UNI student, inspired by memory of sister, works to become a doctor

Nolan Ford, a biology and biochemistry double major at UNI, is trying to become a doctor at the hospital where his sister was treated for cancer as a child.


Jeff Sigmund/Photojournalist

U of I Stead Family Children’s Hospital as seen on April 13,2020

Cole Krutzfield, News Reporter

One University of Iowa Hospitals and Clinic volunteer, Nolan Ford who hopes to one day become like the UI doctors who attended to his sister, who died from cancer at nine years old.

“My sister was about 18 months old when she was first diagnosed with cancer in her spine,” Ford said. “Our family lived in Rockwell City, a small rural community in northwestern Iowa, where we had very limited access to good health care.”

His parents quit their jobs to make a continuous six-and-a-half-hour round trip between Iowa City and Rockwell City. UIHC was the only hospital sort of close that they could treat their daughter, MacKenzie.

“My family had a high level of trust of everyone at the hospital from the doctors to the nurses,” he said. “When we arrived, they did an MRI on my sister’s spine and they didn’t know what they saw, and they didn’t know how to treat it, or even diagnose it. Everybody was very doubtful that she would be able to survive.”

Ford said thanks to relentless hard work, innovation, and compassion from many providers teaming up for his family, MacKenzie recovered after an unusually high dosage of radiation and chemotherapy, but soon had to fight her second battle.

“The second time she had cancer, it was when she was nine years old and it was located in her brain when they found multiple tumors while conducting an MRI test for her routine checkup,” he said.

MacKenzie went back to the UI Children’s Hospital for treatment, he said, which included seven rounds of chemotherapy and went through hundreds of blood transfusions along with many neurosurgeries.

“But thanks to everyone’s hard work at UIHC, she was defying science and medicine every day,” Ford said. “In particular, Dr. Tonnouse, who kept her smiling every day, which helped inspire me to become a doctor and help change children’s cancer and give hope to people.”

Ford added that while the cancer beat her body physically, it never beat her spirit. She was unselfish and did not want anybody else to go through what she had gone through, so she had made it clear to her family that she wanted to donate her brain to the UI Carver College of Medicine for research upon her death, he said.

“As an eight-year-old, watching my sister go through that experience had helped me understand a lot about life, and about mortality vs. morbidity,” he said. “Watching her fight every day was so motivating to me as a young boy. My sister and I created so many memories at [UIHC] that they fuel me even now.”

Ford said while attending UNI in 2018, he was advised that he should try to participate in the six-week long Summer Health Professions Education Program at the UI. He decided to apply, and is currently in the program this year.

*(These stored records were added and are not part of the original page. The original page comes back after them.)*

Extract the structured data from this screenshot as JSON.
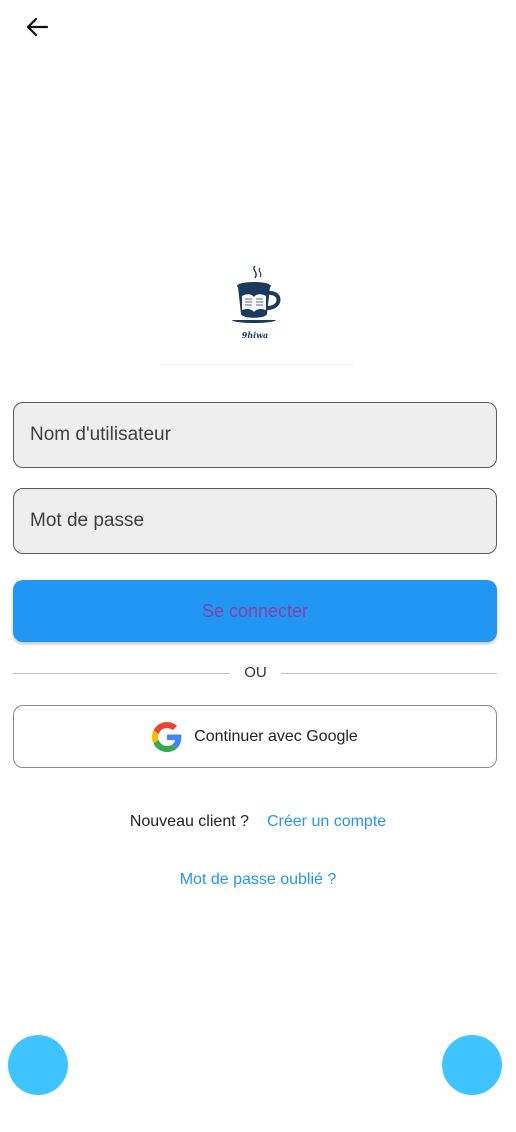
{
  "header": {
    "back_icon": "arrow-left-icon"
  },
  "logo": {
    "icon": "coffee-book-logo",
    "caption": "9hiwa",
    "color": "#1b3a5c"
  },
  "form": {
    "username": {
      "placeholder": "Nom d'utilisateur",
      "value": ""
    },
    "password": {
      "placeholder": "Mot de passe",
      "value": ""
    },
    "login_label": "Se connecter",
    "login_color": "#2196f3",
    "login_text_color": "#8c3fa6"
  },
  "divider": {
    "label": "OU"
  },
  "google": {
    "icon": "google-icon",
    "label": "Continuer avec Google"
  },
  "signup": {
    "prompt": "Nouveau client ?",
    "link": "Créer un compte",
    "link_color": "#2196f3"
  },
  "forgot": {
    "label": "Mot de passe oublié ?"
  },
  "fabs": {
    "color": "#40c4ff"
  }
}
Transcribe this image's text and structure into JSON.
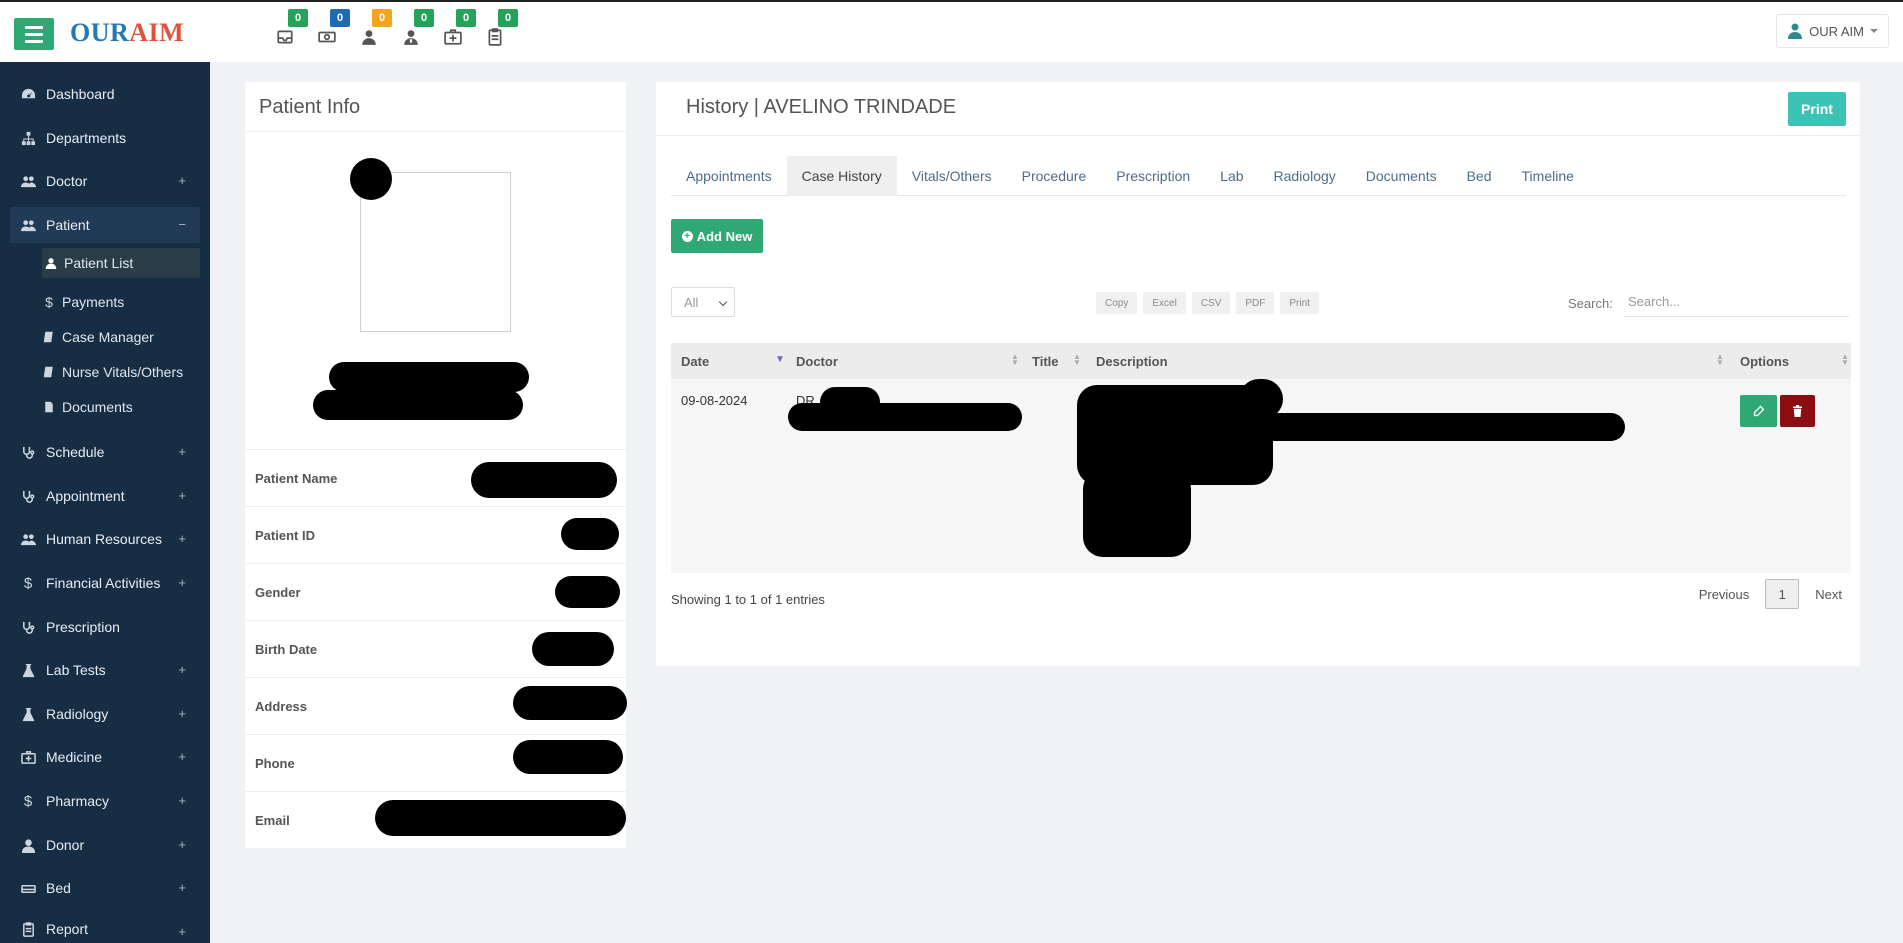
{
  "app": {
    "logo_part1": "OUR",
    "logo_part2": "AIM",
    "user_name": "OUR AIM",
    "badge_colors": [
      "#26a35b",
      "#1f6cb5",
      "#f3a51b",
      "#26a35b",
      "#26a35b",
      "#26a35b"
    ],
    "notifications": [
      {
        "icon": "inbox-icon",
        "count": "0"
      },
      {
        "icon": "money-icon",
        "count": "0"
      },
      {
        "icon": "user-icon",
        "count": "0"
      },
      {
        "icon": "user-doctor-icon",
        "count": "0"
      },
      {
        "icon": "medkit-icon",
        "count": "0"
      },
      {
        "icon": "clipboard-icon",
        "count": "0"
      }
    ]
  },
  "sidebar": {
    "items": [
      {
        "label": "Dashboard",
        "icon": "dashboard-icon",
        "has_plus": false
      },
      {
        "label": "Departments",
        "icon": "sitemap-icon",
        "has_plus": false
      },
      {
        "label": "Doctor",
        "icon": "users-icon",
        "has_plus": true
      },
      {
        "label": "Patient",
        "icon": "users-icon",
        "has_plus": true,
        "expanded": true
      },
      {
        "label": "Schedule",
        "icon": "stethoscope-icon",
        "has_plus": true
      },
      {
        "label": "Appointment",
        "icon": "stethoscope-icon",
        "has_plus": true
      },
      {
        "label": "Human Resources",
        "icon": "users-icon",
        "has_plus": true
      },
      {
        "label": "Financial Activities",
        "icon": "dollar-icon",
        "has_plus": true
      },
      {
        "label": "Prescription",
        "icon": "stethoscope-icon",
        "has_plus": false
      },
      {
        "label": "Lab Tests",
        "icon": "flask-icon",
        "has_plus": true
      },
      {
        "label": "Radiology",
        "icon": "flask-icon",
        "has_plus": true
      },
      {
        "label": "Medicine",
        "icon": "medkit-icon",
        "has_plus": true
      },
      {
        "label": "Pharmacy",
        "icon": "dollar-icon",
        "has_plus": true
      },
      {
        "label": "Donor",
        "icon": "user-icon",
        "has_plus": true
      },
      {
        "label": "Bed",
        "icon": "bed-icon",
        "has_plus": true
      },
      {
        "label": "Report",
        "icon": "report-icon",
        "has_plus": true
      }
    ],
    "plus_symbol": "+",
    "minus_symbol": "−",
    "patient_sub": [
      {
        "label": "Patient List",
        "icon": "user-icon",
        "active": true
      },
      {
        "label": "Payments",
        "icon": "dollar-icon"
      },
      {
        "label": "Case Manager",
        "icon": "book-icon"
      },
      {
        "label": "Nurse Vitals/Others",
        "icon": "book-icon"
      },
      {
        "label": "Documents",
        "icon": "file-icon"
      }
    ]
  },
  "patient_info": {
    "title": "Patient Info",
    "fields": [
      "Patient Name",
      "Patient ID",
      "Gender",
      "Birth Date",
      "Address",
      "Phone",
      "Email"
    ]
  },
  "history": {
    "title": "History | AVELINO TRINDADE",
    "print_label": "Print",
    "tabs": [
      "Appointments",
      "Case History",
      "Vitals/Others",
      "Procedure",
      "Prescription",
      "Lab",
      "Radiology",
      "Documents",
      "Bed",
      "Timeline"
    ],
    "active_tab": 1,
    "add_new_label": "Add New",
    "length_option": "All",
    "export_buttons": [
      "Copy",
      "Excel",
      "CSV",
      "PDF",
      "Print"
    ],
    "search_label": "Search:",
    "search_placeholder": "Search...",
    "columns": [
      "Date",
      "Doctor",
      "Title",
      "Description",
      "Options"
    ],
    "rows": [
      {
        "date": "09-08-2024",
        "doctor": "DR"
      }
    ],
    "showing_text": "Showing 1 to 1 of 1 entries",
    "pager": {
      "previous": "Previous",
      "page": "1",
      "next": "Next"
    }
  },
  "colors": {
    "sidebar_bg": "#172d44",
    "accent_green": "#2fa874",
    "print_teal": "#3cc3b6",
    "delete_red": "#8a0d12"
  }
}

“The program is for people who are underrepresented in medicine, such as people who come from rural backgrounds, low-income households, first-generation college students, and underrepresented minorities,” said Associate Dean of Clinical Associate and Professor of Family Medicine at UIHC Denise Martinez.

Ford said the program had solidified his choice to become a doctor. He currently shadows physicians, including some that helped his sister, he said.

Professor Emeritus of Pediatrics Sue O’Dorisio, a pediatric oncologist, treated MacKenzie, and Ford will work in her lab next summer.

“We’re looking at an umbilical cord stem cells from children with cancer to see if they are able to withstand more direct forms of radiation treatment and able to avoid toxicity to the bone marrow,” O’Dorsio said.

Ford said after graduating from the University of Northern Iowa this May, he hopes to be accepted into the Carver College of Medicine and train to be a physician.

He hopes to one day deliver care to children like his sister in underrepresented rural Iowan communities, like his hometown which he grew up in.

“While some people use coffee to motivate themselves,” he said, “I remember the people at the Children’s Hospital to motivate me.”

Editor’s note: a previous version of this article stated that Ford’s sister, MacKenzie died as a toddler. She was nine years old. A previous version of this article also incorrectly stated that Sue O’Dorisio, a pediatric oncologist, worked for SHPEP. The DI apologizes for and regrets the errors.